2585-2906
DOI
10.18332/ejm/149520
language
English
LU publication?
yes
id
85cd6b4e-ea60-4ade-9e8a-b740a8a7e206
date added to LUP
2022-11-30 09:27:51
date last changed
2024-04-16 14:20:55
@article{85cd6b4e-ea60-4ade-9e8a-b740a8a7e206,
  abstract     = {{<p>INTRODUCTION Self-compassion and satisfaction derived from helping others is part of healthcare providers’ professional quality of life. The aim of this study was to explore and psychometrically test two instruments measuring self-compassion and professional quality of life among midwives and nurse assistants. METHODS This was a cross-sectional study with midwives and nurse assistants working with intrapartum care at five different labor wards in Sweden. The Self-Compassion Scale (SCS) and the modified Professional Quality of Life Measurement (ProQOL) were validated and correlation analyses were calculated between the different subscales. Descriptive statistics, t-test, were calculated to analyze associations between the subscales of the SCS, the ProQOL and the background variables. RESULTS Midwives were more self-critical than nurse assistants, and the midwives who were negative towards the new clinical practice scored higher for compassion fatigue. The principal component analysis showed a two-factor solution for both the SCS and the modified ProQOL. The two SCS subscales were named ‘self-criticism’ (α=0.85) and ‘selfkindness’ (α=0.87). The two ProQOL subscales were named ‘compassion satisfaction’ (α=0.83) and ‘compassion fatigue’ (α=0.78). A negative correlation was found between self-kindness and compassion fatigue subscales, between compassion satisfaction and compassion fatigue, and between self-kindness and self-criticism. CONCLUSIONS The SCS and modified ProQOL are considered as valid questionnaires for use in a Swedish maternity setting and a correlation between the scales was found. Midwives are more self-critical than nurse assistants. Understanding and identifying compassion fatigue among midwives is important to managers responsible for quality improvement and practice changes.</p>}},

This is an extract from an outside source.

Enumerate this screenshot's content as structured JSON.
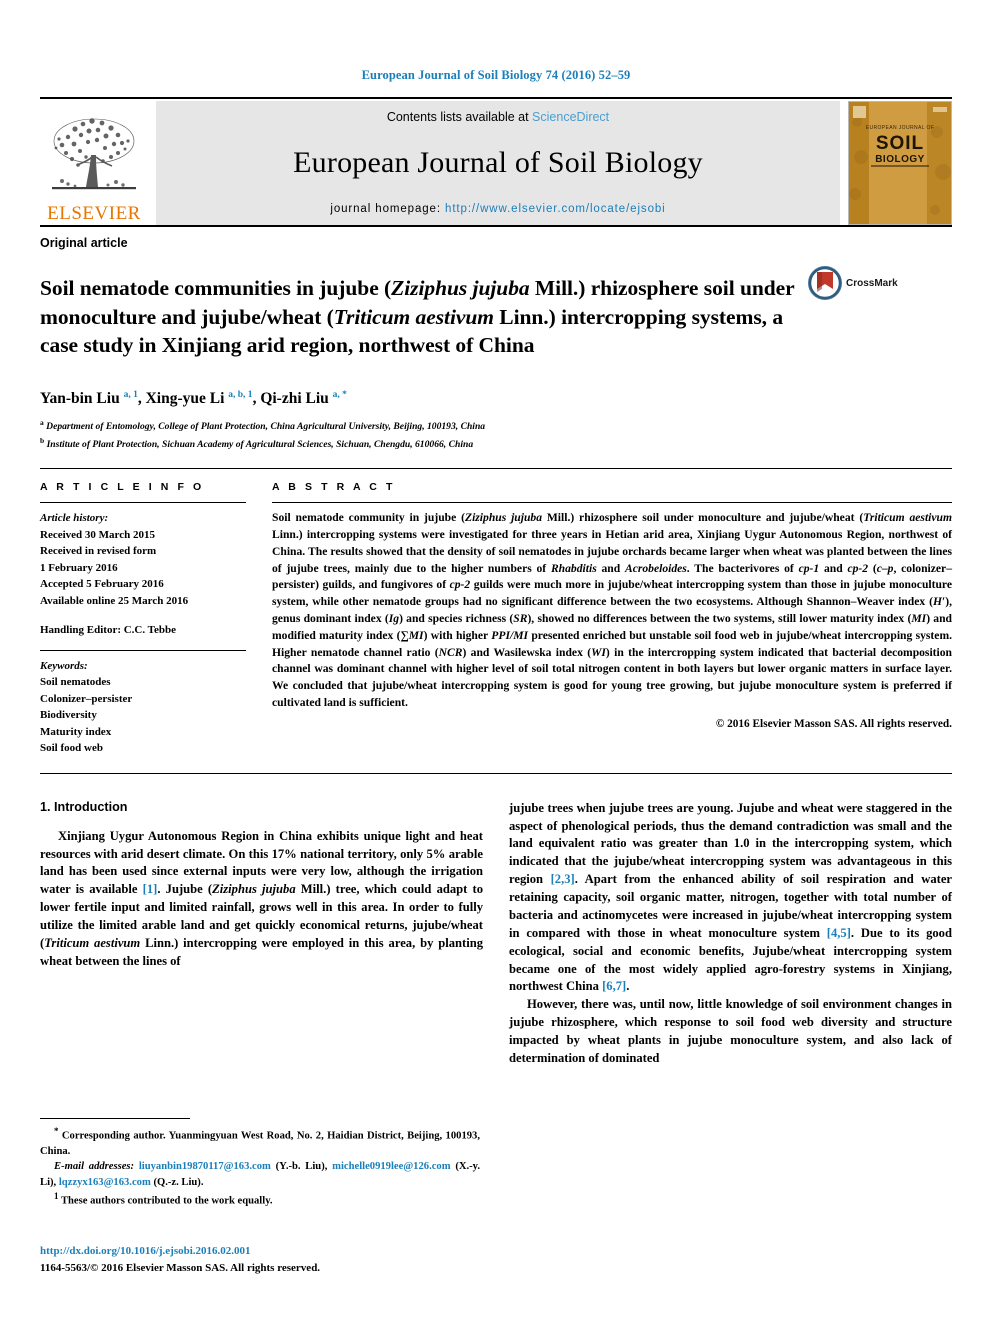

  author       = {{Ängeby, Karin and Rubertsson, Christine and Hildingsson, Ingegerd and Edqvist, Malin}},
  issn         = {{2585-2906}},
  keywords     = {{Midwives; Professional quality of life; Psychometric test; Quality improvement; Resilience; Selfcompassion}},
  language     = {{eng}},
  number       = {{July}},
  publisher    = {{European Publishing}},
  series       = {{European Journal of Midwifery}},
  title        = {{Self-compassion and professional quality of life among midwives and nurse assistants : A cross-sectional study}},
  url          = {{http://dx.doi.org/10.18332/ejm/149520}},
  doi          = {{10.18332/ejm/149520}},
  volume       = {{6}},
  year         = {{2022}},
}